_Your objective:_
Retype the records below so that each one matches exactly.

[Stored items]

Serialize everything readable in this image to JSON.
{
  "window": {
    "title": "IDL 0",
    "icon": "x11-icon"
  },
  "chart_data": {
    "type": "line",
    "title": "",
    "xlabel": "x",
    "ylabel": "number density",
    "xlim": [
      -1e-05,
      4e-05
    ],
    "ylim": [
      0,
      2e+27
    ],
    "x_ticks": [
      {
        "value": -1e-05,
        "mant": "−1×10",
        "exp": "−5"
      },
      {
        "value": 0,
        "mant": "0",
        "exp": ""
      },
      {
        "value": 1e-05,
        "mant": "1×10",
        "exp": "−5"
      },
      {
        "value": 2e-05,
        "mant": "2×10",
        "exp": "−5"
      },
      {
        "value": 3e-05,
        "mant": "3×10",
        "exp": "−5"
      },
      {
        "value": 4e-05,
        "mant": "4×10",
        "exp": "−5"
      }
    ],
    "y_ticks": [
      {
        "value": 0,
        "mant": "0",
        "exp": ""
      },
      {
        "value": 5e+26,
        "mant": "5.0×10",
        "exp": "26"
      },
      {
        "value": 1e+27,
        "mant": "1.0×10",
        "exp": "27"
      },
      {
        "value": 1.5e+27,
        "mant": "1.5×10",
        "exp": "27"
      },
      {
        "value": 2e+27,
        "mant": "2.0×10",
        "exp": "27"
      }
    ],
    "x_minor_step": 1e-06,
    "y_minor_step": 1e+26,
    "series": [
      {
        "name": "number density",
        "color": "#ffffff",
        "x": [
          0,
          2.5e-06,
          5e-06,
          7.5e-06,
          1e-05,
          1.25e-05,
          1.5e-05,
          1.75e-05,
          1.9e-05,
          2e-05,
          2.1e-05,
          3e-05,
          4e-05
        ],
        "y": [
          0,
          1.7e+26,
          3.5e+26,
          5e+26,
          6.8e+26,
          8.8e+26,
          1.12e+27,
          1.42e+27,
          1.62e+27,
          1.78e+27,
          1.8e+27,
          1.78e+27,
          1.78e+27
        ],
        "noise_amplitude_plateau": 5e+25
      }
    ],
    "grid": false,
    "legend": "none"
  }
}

_Answer area:_
Serialize everything readable in this image to JSON.
{
  "window": {
    "title": "IDL 0",
    "icon": "x11-icon"
  },
  "chart_data": {
    "type": "line",
    "title": "",
    "xlabel": "x",
    "ylabel": "number density",
    "xlim": [
      -1e-05,
      4e-05
    ],
    "ylim": [
      0,
      2e+27
    ],
    "x_ticks": [
      {
        "value": -1e-05,
        "mant": "−1×10",
        "exp": "−5"
      },
      {
        "value": 0,
        "mant": "0",
        "exp": ""
      },
      {
        "value": 1e-05,
        "mant": "1×10",
        "exp": "−5"
      },
      {
        "value": 2e-05,
        "mant": "2×10",
        "exp": "−5"
      },
      {
        "value": 3e-05,
        "mant": "3×10",
        "exp": "−5"
      },
      {
        "value": 4e-05,
        "mant": "4×10",
        "exp": "−5"
      }
    ],
    "y_ticks": [
      {
        "value": 0,
        "mant": "0",
        "exp": ""
      },
      {
        "value": 5e+26,
        "mant": "5.0×10",
        "exp": "26"
      },
      {
        "value": 1e+27,
        "mant": "1.0×10",
        "exp": "27"
      },
      {
        "value": 1.5e+27,
        "mant": "1.5×10",
        "exp": "27"
      },
      {
        "value": 2e+27,
        "mant": "2.0×10",
        "exp": "27"
      }
    ],
    "x_minor_step": 1e-06,
    "y_minor_step": 1e+26,
    "series": [
      {
        "name": "number density",
        "color": "#ffffff",
        "x": [
          0,
          2.5e-06,
          5e-06,
          7.5e-06,
          1e-05,
          1.25e-05,
          1.5e-05,
          1.75e-05,
          1.9e-05,
          2e-05,
          2.1e-05,
          3e-05,
          4e-05
        ],
        "y": [
          0,
          1.7e+26,
          3.5e+26,
          5e+26,
          6.8e+26,
          8.8e+26,
          1.12e+27,
          1.42e+27,
          1.62e+27,
          1.78e+27,
          1.8e+27,
          1.78e+27,
          1.78e+27
        ],
        "noise_amplitude_plateau": 5e+25
      }
    ],
    "grid": false,
    "legend": "none"
  }
}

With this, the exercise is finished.